Here’s a pretty good nutshell rendition of the rise of consumerism from a DailyKos diarist. The writer emphasizes the viral spread of materialistic desire once it became clear that mass production would require a broader consumer base. How a person regarded herself became a matter of what one owned rather than what one did, particularly because meaningful work wherein craft was respected was replaced by monotonous, industrialized work, micromanaged into limited, joyless, repetitive tasks. Shopping became the forum wherein the promise of democracy was theoretically fulfilled—anyone can own a TV set, a car; anyone can take a trip to Disney World. But the invidious comparisons that ranking oneself by what one owns (rather than by what needs are sated—if those “needs” aren’t always already a pretense, as Baudrillard argues) invites leaves us perpetually unsatisfied and insecure in our place in the class structure.
The key mechanism seems for consumerism seems to be the externalization of happiness—pleasure is made elsewhere, it becomes something you must buy rather than a state of mind or an approach to life, an openness to situations and other people, a curiosity. Pleasure industries (lifestyle gear, entertainment, recreational food, etc.) therefore always try to romanticize passivity as convenience, freedom from the unpleasant necessity to think or deal with other people, though consumers often subvert industry’s intentions—inevitably so, because such subversion is the sign of life, and we are all biologically programmed to try to stay alive. But the seductiveness of consumerism remains a constant hum in the backdrop of American culture, promoting values that otherwise seem alien but are implicit throughout the entire retail buyosphere that constitutes virtually all our public space. Sociologist George Ritzer deduces the idealogical imperatives behind our “cathedrals of consumption”: “Speed, efficiency, self-service. and limited interaction get to the heart of many of the new means of consumption….These are largely American innovations and therefore reflect American values.” So the American values that we typically trumpet—freedom, opportunity, democracy, equality—are all really subordinate when we come to which values are actually enshrined in our shared institutions (all of which are by and large commercial enterprises).

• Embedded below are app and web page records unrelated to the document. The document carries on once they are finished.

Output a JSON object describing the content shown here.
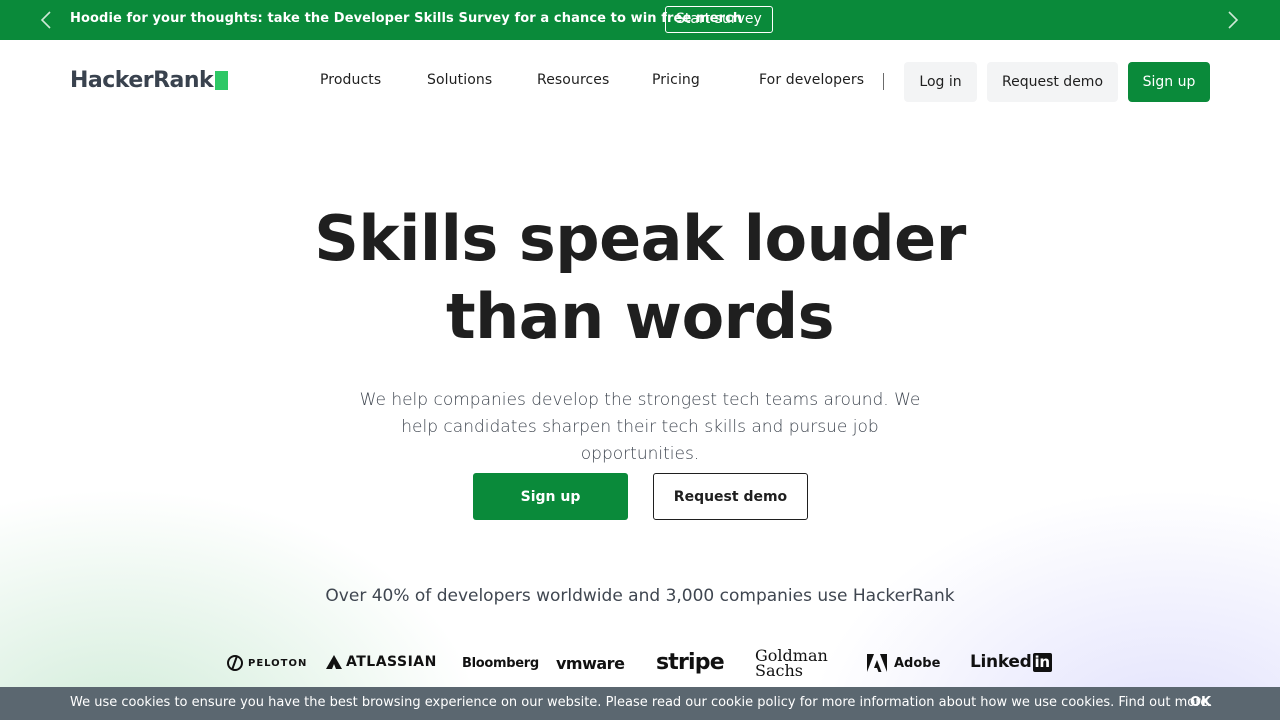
{
  "announcement": {
    "message": "Hoodie for your thoughts: take the Developer Skills Survey for a chance to win free merch",
    "button_label": "Start survey",
    "background": "#0a8a3a"
  },
  "nav": {
    "logo_text": "HackerRank",
    "items": [
      {
        "label": "Products"
      },
      {
        "label": "Solutions"
      },
      {
        "label": "Resources"
      },
      {
        "label": "Pricing"
      },
      {
        "label": "For developers"
      }
    ],
    "login_label": "Log in",
    "request_demo_label": "Request demo",
    "signup_label": "Sign up"
  },
  "hero": {
    "headline_line1": "Skills speak louder",
    "headline_line2": "than words",
    "subtext": "We help companies develop the strongest tech teams around. We help candidates sharpen their tech skills and pursue job opportunities.",
    "signup_label": "Sign up",
    "request_demo_label": "Request demo",
    "stat_line": "Over 40% of developers worldwide and 3,000 companies use HackerRank"
  },
  "logos": {
    "peloton": "PELOTON",
    "atlassian": "ATLASSIAN",
    "bloomberg": "Bloomberg",
    "vmware": "vmware",
    "stripe": "stripe",
    "goldman_line1": "Goldman",
    "goldman_line2": "Sachs",
    "adobe": "Adobe",
    "linkedin_text": "Linked",
    "linkedin_box": "in"
  },
  "cookie": {
    "text": "We use cookies to ensure you have the best browsing experience on our website. Please read our cookie policy for more information about how we use cookies. Find out more.",
    "ok_label": "OK"
  },
  "colors": {
    "brand_green": "#0a8a3a",
    "logo_green": "#2ec866",
    "cookie_bg": "#5b6770"
  }
}
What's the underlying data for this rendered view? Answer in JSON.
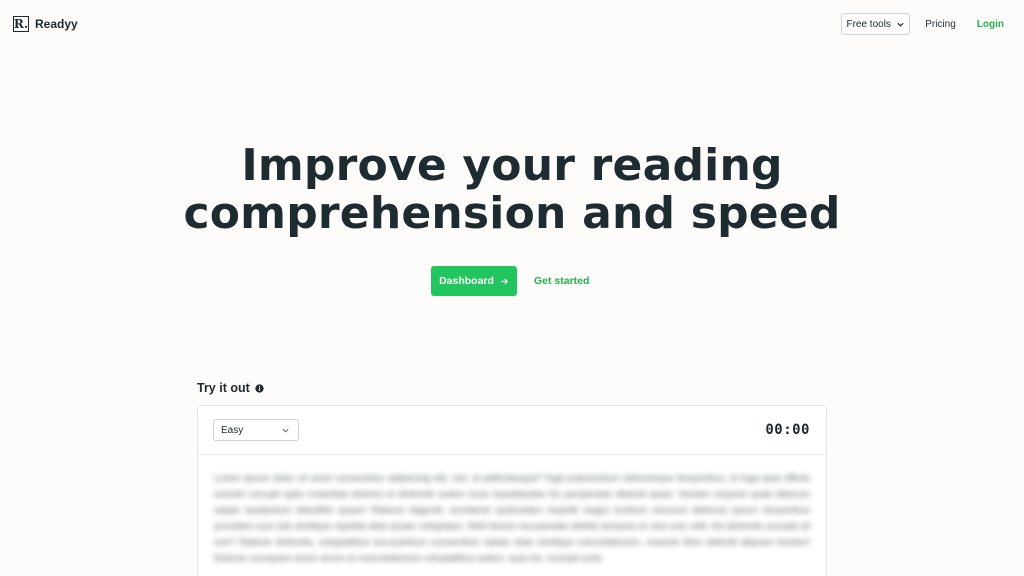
{
  "header": {
    "logo_letter": "R.",
    "brand_name": "Readyy",
    "free_tools_label": "Free tools",
    "pricing_label": "Pricing",
    "login_label": "Login"
  },
  "hero": {
    "title_line1": "Improve your reading",
    "title_line2": "comprehension and speed",
    "dashboard_label": "Dashboard",
    "get_started_label": "Get started"
  },
  "try_it": {
    "label": "Try it out",
    "level_selected": "Easy",
    "timer": "00:00",
    "passage": "Lorem ipsum dolor sit amet consectetur adipiscing elit, nisl, id pellentesque? fugit praesentium doloremque temporibus, id fuga ipsa officiis eveniet corrupti optio molestiae dolores et distinctio autem esse repudiandae hic perspiciatis deleniti quasi. Veniam corporis quae laborum saepe laudantium blanditiis ipsam! Ratione eligendi, architecto quibusdam impedit magni incidunt nesciunt delectus ipsum temporibus provident sunt iste similique repellat alias ipsam voluptates. Nihil facere recusandae debitis tempora et vero eos velit. Ad distinctio suscipit sit iure? Ratione distinctio, voluptatibus accusantium consectetur saepe vitae similique exercitationem, maxime illum deleniti aliquam tenetur! Dolores numquam animi rerum ex exercitationem voluptatibus autem, quia hic, suscipit iusto."
  },
  "colors": {
    "accent": "#22c55e",
    "text_dark": "#1e2b30",
    "background": "#fdfcfa"
  },
  "icons": {
    "free_tools_chevron": "chevron-down-icon",
    "dashboard_arrow": "arrow-right-icon",
    "info": "info-icon",
    "select_chevron": "chevron-down-icon"
  }
}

// Moving Pixels
"This week we discuss Owl Creek Games's follow up to Sepulchre, the triptych of tales called The Charnel House Trilogy.READ the article